Along with Noisebridge, NYC Resistor was one of the very first hackerspaces to start up in the US. It formed on Halloween 2007 after New York hackers Bre Pettis and George Shammas got back from the Hackers on a Plane tour around European hackerspaces and gathered a group together to start their own hackerspace in NYC. A few months later they had a small workshop in Downtown Brooklyn, and two years after that they moved into their current – and much larger – space on the 4th floor of a building down the road in Boerum Hill.

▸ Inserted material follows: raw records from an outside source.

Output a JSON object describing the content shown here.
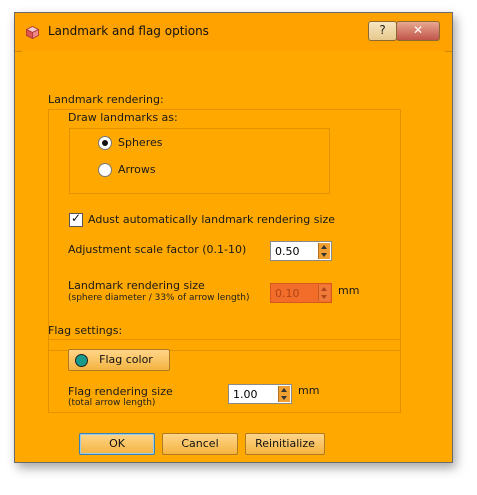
{
  "window": {
    "title": "Landmark and flag options",
    "help_label": "?",
    "close_label": "✕"
  },
  "landmark": {
    "group_title": "Landmark rendering:",
    "draw_title": "Draw landmarks as:",
    "options": [
      {
        "label": "Spheres",
        "selected": true
      },
      {
        "label": "Arrows",
        "selected": false
      }
    ],
    "auto_adjust_label": "Adust automatically landmark rendering size",
    "auto_adjust_checked": true,
    "scale_label": "Adjustment scale factor (0.1-10)",
    "scale_value": "0.50",
    "size_label": "Landmark rendering size",
    "size_sublabel": "(sphere diameter / 33% of arrow length)",
    "size_value": "0.10",
    "size_unit": "mm"
  },
  "flag": {
    "group_title": "Flag settings:",
    "color_button_label": "Flag color",
    "color": "#1a9a8a",
    "size_label": "Flag rendering size",
    "size_sublabel": "(total arrow length)",
    "size_value": "1.00",
    "size_unit": "mm"
  },
  "buttons": {
    "ok": "OK",
    "cancel": "Cancel",
    "reinitialize": "Reinitialize"
  }
}
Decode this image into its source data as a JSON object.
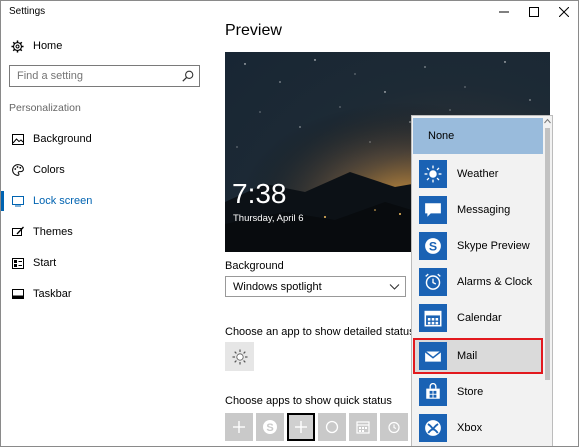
{
  "window": {
    "title": "Settings"
  },
  "sidebar": {
    "home_label": "Home",
    "search_placeholder": "Find a setting",
    "section_label": "Personalization",
    "items": [
      {
        "label": "Background",
        "icon": "image-icon"
      },
      {
        "label": "Colors",
        "icon": "palette-icon"
      },
      {
        "label": "Lock screen",
        "icon": "lock-screen-icon",
        "selected": true
      },
      {
        "label": "Themes",
        "icon": "brush-icon"
      },
      {
        "label": "Start",
        "icon": "start-icon"
      },
      {
        "label": "Taskbar",
        "icon": "taskbar-icon"
      }
    ]
  },
  "main": {
    "preview_title": "Preview",
    "preview_time": "7:38",
    "preview_date": "Thursday, April 6",
    "background_label": "Background",
    "background_value": "Windows spotlight",
    "detail_status_label": "Choose an app to show detailed status",
    "quick_status_label": "Choose apps to show quick status",
    "quick_status_icons": [
      "plus-icon",
      "skype-icon",
      "plus-icon",
      "circle-icon",
      "calendar-icon",
      "alarm-icon"
    ]
  },
  "flyout": {
    "items": [
      {
        "label": "None",
        "icon": ""
      },
      {
        "label": "Weather",
        "icon": "sun-icon"
      },
      {
        "label": "Messaging",
        "icon": "message-icon"
      },
      {
        "label": "Skype Preview",
        "icon": "skype-icon"
      },
      {
        "label": "Alarms & Clock",
        "icon": "alarm-icon"
      },
      {
        "label": "Calendar",
        "icon": "calendar-icon"
      },
      {
        "label": "Mail",
        "icon": "mail-icon",
        "highlighted": true
      },
      {
        "label": "Store",
        "icon": "store-icon"
      },
      {
        "label": "Xbox",
        "icon": "xbox-icon"
      }
    ]
  },
  "colors": {
    "accent": "#0063b1",
    "none_highlight": "#99bbdc",
    "app_tile": "#1a62b4",
    "highlight_border": "#e2191e"
  }
}
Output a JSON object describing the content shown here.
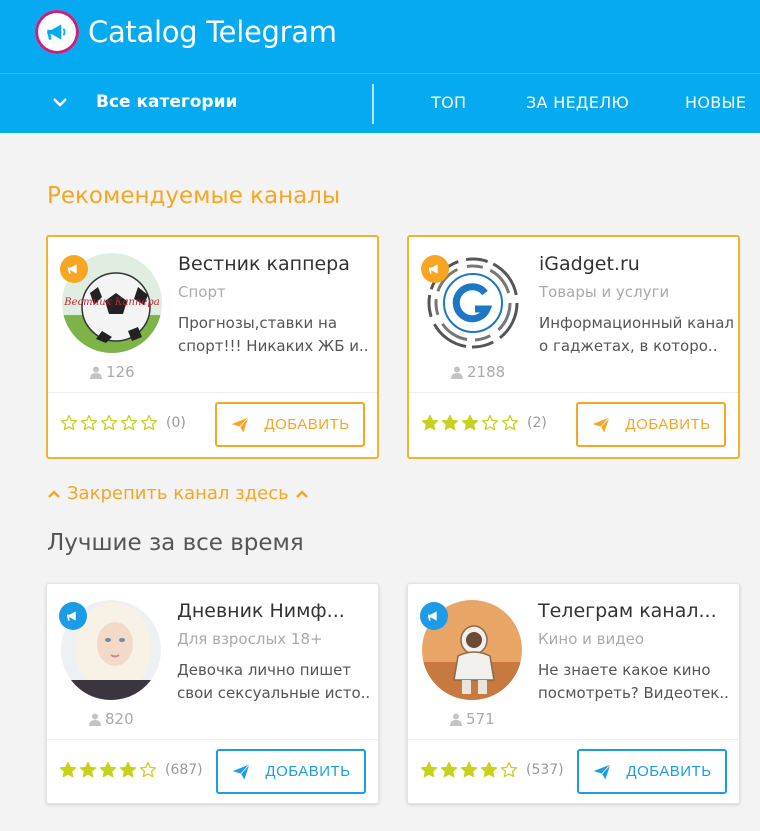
{
  "header": {
    "site_title": "Catalog Telegram",
    "category_select": "Все категории",
    "nav": [
      "ТОП",
      "ЗА НЕДЕЛЮ",
      "НОВЫЕ"
    ]
  },
  "recommended": {
    "title": "Рекомендуемые каналы",
    "cards": [
      {
        "title": "Вестник каппера",
        "category": "Спорт",
        "description": "Прогнозы,ставки на спорт!!! Никаких ЖБ и..",
        "subscribers": "126",
        "rating_stars": 0,
        "rating_count": "(0)",
        "button": "ДОБАВИТЬ",
        "avatar_caption": "Вестник Каппера"
      },
      {
        "title": "iGadget.ru",
        "category": "Товары и услуги",
        "description": "Информационный канал о гаджетах, в которо..",
        "subscribers": "2188",
        "rating_stars": 3,
        "rating_count": "(2)",
        "button": "ДОБАВИТЬ"
      }
    ]
  },
  "pin_link": "Закрепить канал здесь",
  "best": {
    "title": "Лучшие за все время",
    "cards": [
      {
        "title": "Дневник Нимф...",
        "category": "Для взрослых 18+",
        "description": "Девочка лично пишет свои сексуальные исто..",
        "subscribers": "820",
        "rating_stars": 4,
        "rating_count": "(687)",
        "button": "ДОБАВИТЬ"
      },
      {
        "title": "Телеграм канал...",
        "category": "Кино и видео",
        "description": "Не знаете какое кино посмотреть? Видеотек..",
        "subscribers": "571",
        "rating_stars": 4,
        "rating_count": "(537)",
        "button": "ДОБАВИТЬ"
      }
    ]
  },
  "colors": {
    "header_bg": "#05aaf0",
    "accent_orange": "#f6a623",
    "accent_blue": "#1c9be6",
    "star_filled": "#c6d21b",
    "background": "#f3f3f3"
  },
  "icons": {
    "logo": "megaphone-icon",
    "category_toggle": "chevron-down-icon",
    "badge": "megaphone-icon",
    "subscribers": "user-icon",
    "rating": "star-icon",
    "add": "paper-plane-icon",
    "pin": "chevron-up-icon"
  }
}
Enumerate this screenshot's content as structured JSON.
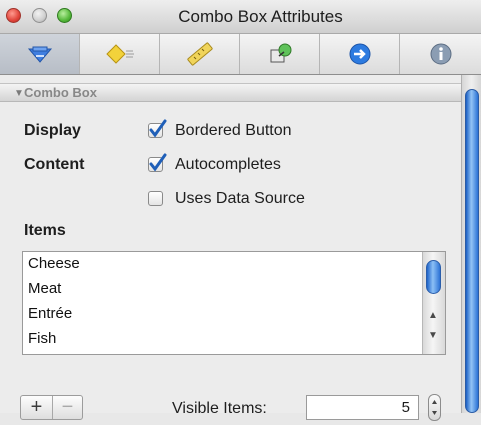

NYCR history is the stuff of legend, not just because it’s one of the oldest American hackerspaces but also because some of its members founded MakerBot, which would go on to be one of the biggest 3D printer manufacturers in the world. But as well as having a reputation for being the hackerspace of choice for NYC’s hackers, NYCR also has a tight-knit and friendly community and a high proportion of women members.
There’s a great mixture of art and technology at NYCR with members working on projects ranging from cosplay costumes to hydroponics to hardware hacking, plus they usually put together an interactive group project for the annual World Maker Faire. The space is well kitted out with a main space for socialising and events (with ambience provided by a bunch of LED projects created by NYCR members); a laser cutting room; a wood and metal working workshop, complete with a full-size Shopbot, dubbed “Tool Town”; a space for working on large projects; and a mezzanine level in the eaves for HAM radio broadcasts. Not surprisingly considering NYCR’s history, there are also several MakerBot 3D printers that see a lot of use.
There are events on at NYCR most weeks, including regular workshops on laser cutting, soldering, and Arduino programming, one-off classes on subjects ranging from the Internet of Things to drag queen makeup to nail art, and a couple of big parties each year: their Summer Interactive Show, and their Halloween Party. Definitely check them out if you’re in town!
There are also open evenings every Monday and Thursday: Mondays are a bit more relaxed, Thursdays can get pretty busy. Membership is via invitation and any one of the existing 50 or so members can veto proposals for new members, which is part of why the space has developed such a close community. But after taking a laser cutting or 3D printing workshop you can use the space’s tools during open evenings, and that’s a great time to chat to existing members and to artists and hackers visiting on their travels through NYC.